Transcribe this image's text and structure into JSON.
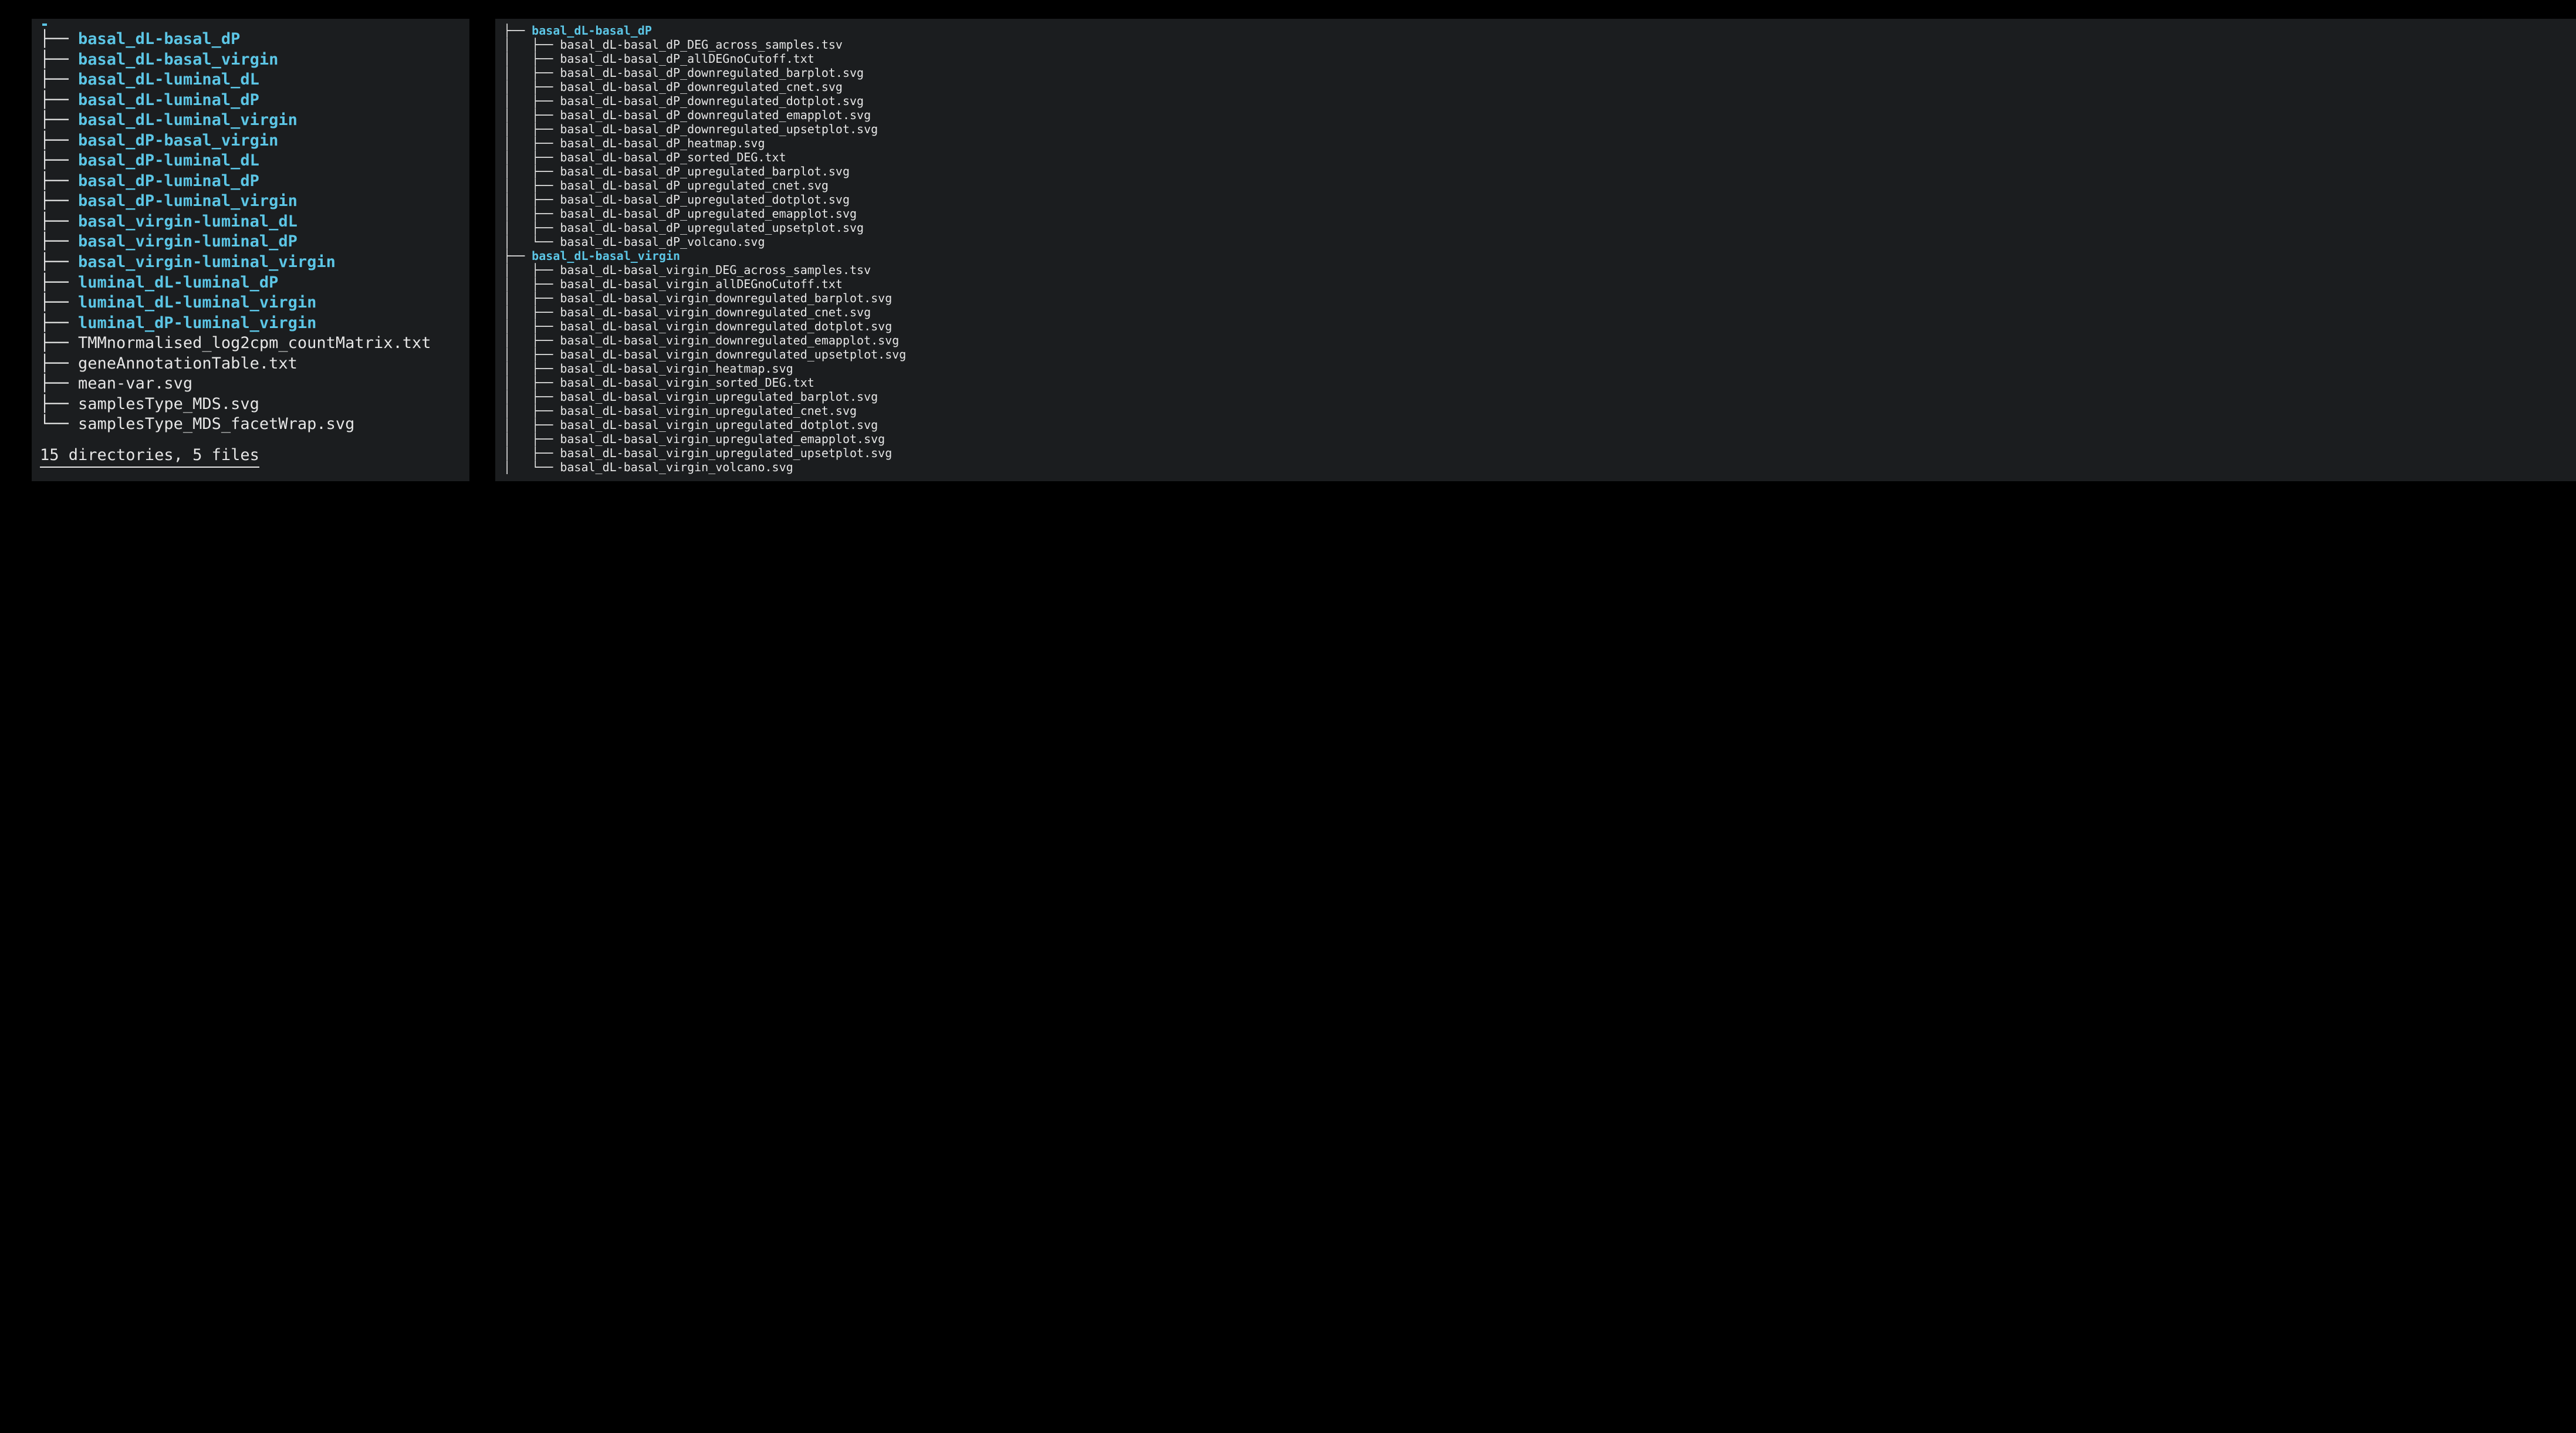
{
  "left": {
    "rootHint": ".",
    "items": [
      {
        "prefix": "├── ",
        "name": "basal_dL-basal_dP",
        "type": "dir"
      },
      {
        "prefix": "├── ",
        "name": "basal_dL-basal_virgin",
        "type": "dir"
      },
      {
        "prefix": "├── ",
        "name": "basal_dL-luminal_dL",
        "type": "dir"
      },
      {
        "prefix": "├── ",
        "name": "basal_dL-luminal_dP",
        "type": "dir"
      },
      {
        "prefix": "├── ",
        "name": "basal_dL-luminal_virgin",
        "type": "dir"
      },
      {
        "prefix": "├── ",
        "name": "basal_dP-basal_virgin",
        "type": "dir"
      },
      {
        "prefix": "├── ",
        "name": "basal_dP-luminal_dL",
        "type": "dir"
      },
      {
        "prefix": "├── ",
        "name": "basal_dP-luminal_dP",
        "type": "dir"
      },
      {
        "prefix": "├── ",
        "name": "basal_dP-luminal_virgin",
        "type": "dir"
      },
      {
        "prefix": "├── ",
        "name": "basal_virgin-luminal_dL",
        "type": "dir"
      },
      {
        "prefix": "├── ",
        "name": "basal_virgin-luminal_dP",
        "type": "dir"
      },
      {
        "prefix": "├── ",
        "name": "basal_virgin-luminal_virgin",
        "type": "dir"
      },
      {
        "prefix": "├── ",
        "name": "luminal_dL-luminal_dP",
        "type": "dir"
      },
      {
        "prefix": "├── ",
        "name": "luminal_dL-luminal_virgin",
        "type": "dir"
      },
      {
        "prefix": "├── ",
        "name": "luminal_dP-luminal_virgin",
        "type": "dir"
      },
      {
        "prefix": "├── ",
        "name": "TMMnormalised_log2cpm_countMatrix.txt",
        "type": "file"
      },
      {
        "prefix": "├── ",
        "name": "geneAnnotationTable.txt",
        "type": "file"
      },
      {
        "prefix": "├── ",
        "name": "mean-var.svg",
        "type": "file"
      },
      {
        "prefix": "├── ",
        "name": "samplesType_MDS.svg",
        "type": "file"
      },
      {
        "prefix": "└── ",
        "name": "samplesType_MDS_facetWrap.svg",
        "type": "file"
      }
    ],
    "summary": "15 directories, 5 files"
  },
  "right": {
    "groups": [
      {
        "dirPrefix": "├── ",
        "dirName": "basal_dL-basal_dP",
        "files": [
          "basal_dL-basal_dP_DEG_across_samples.tsv",
          "basal_dL-basal_dP_allDEGnoCutoff.txt",
          "basal_dL-basal_dP_downregulated_barplot.svg",
          "basal_dL-basal_dP_downregulated_cnet.svg",
          "basal_dL-basal_dP_downregulated_dotplot.svg",
          "basal_dL-basal_dP_downregulated_emapplot.svg",
          "basal_dL-basal_dP_downregulated_upsetplot.svg",
          "basal_dL-basal_dP_heatmap.svg",
          "basal_dL-basal_dP_sorted_DEG.txt",
          "basal_dL-basal_dP_upregulated_barplot.svg",
          "basal_dL-basal_dP_upregulated_cnet.svg",
          "basal_dL-basal_dP_upregulated_dotplot.svg",
          "basal_dL-basal_dP_upregulated_emapplot.svg",
          "basal_dL-basal_dP_upregulated_upsetplot.svg",
          "basal_dL-basal_dP_volcano.svg"
        ]
      },
      {
        "dirPrefix": "├── ",
        "dirName": "basal_dL-basal_virgin",
        "files": [
          "basal_dL-basal_virgin_DEG_across_samples.tsv",
          "basal_dL-basal_virgin_allDEGnoCutoff.txt",
          "basal_dL-basal_virgin_downregulated_barplot.svg",
          "basal_dL-basal_virgin_downregulated_cnet.svg",
          "basal_dL-basal_virgin_downregulated_dotplot.svg",
          "basal_dL-basal_virgin_downregulated_emapplot.svg",
          "basal_dL-basal_virgin_downregulated_upsetplot.svg",
          "basal_dL-basal_virgin_heatmap.svg",
          "basal_dL-basal_virgin_sorted_DEG.txt",
          "basal_dL-basal_virgin_upregulated_barplot.svg",
          "basal_dL-basal_virgin_upregulated_cnet.svg",
          "basal_dL-basal_virgin_upregulated_dotplot.svg",
          "basal_dL-basal_virgin_upregulated_emapplot.svg",
          "basal_dL-basal_virgin_upregulated_upsetplot.svg",
          "basal_dL-basal_virgin_volcano.svg"
        ]
      }
    ]
  }
}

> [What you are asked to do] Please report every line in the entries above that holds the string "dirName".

> [Solution to this task]
        "dirName": "basal_dL-basal_dP",
        "dirName": "basal_dL-basal_virgin",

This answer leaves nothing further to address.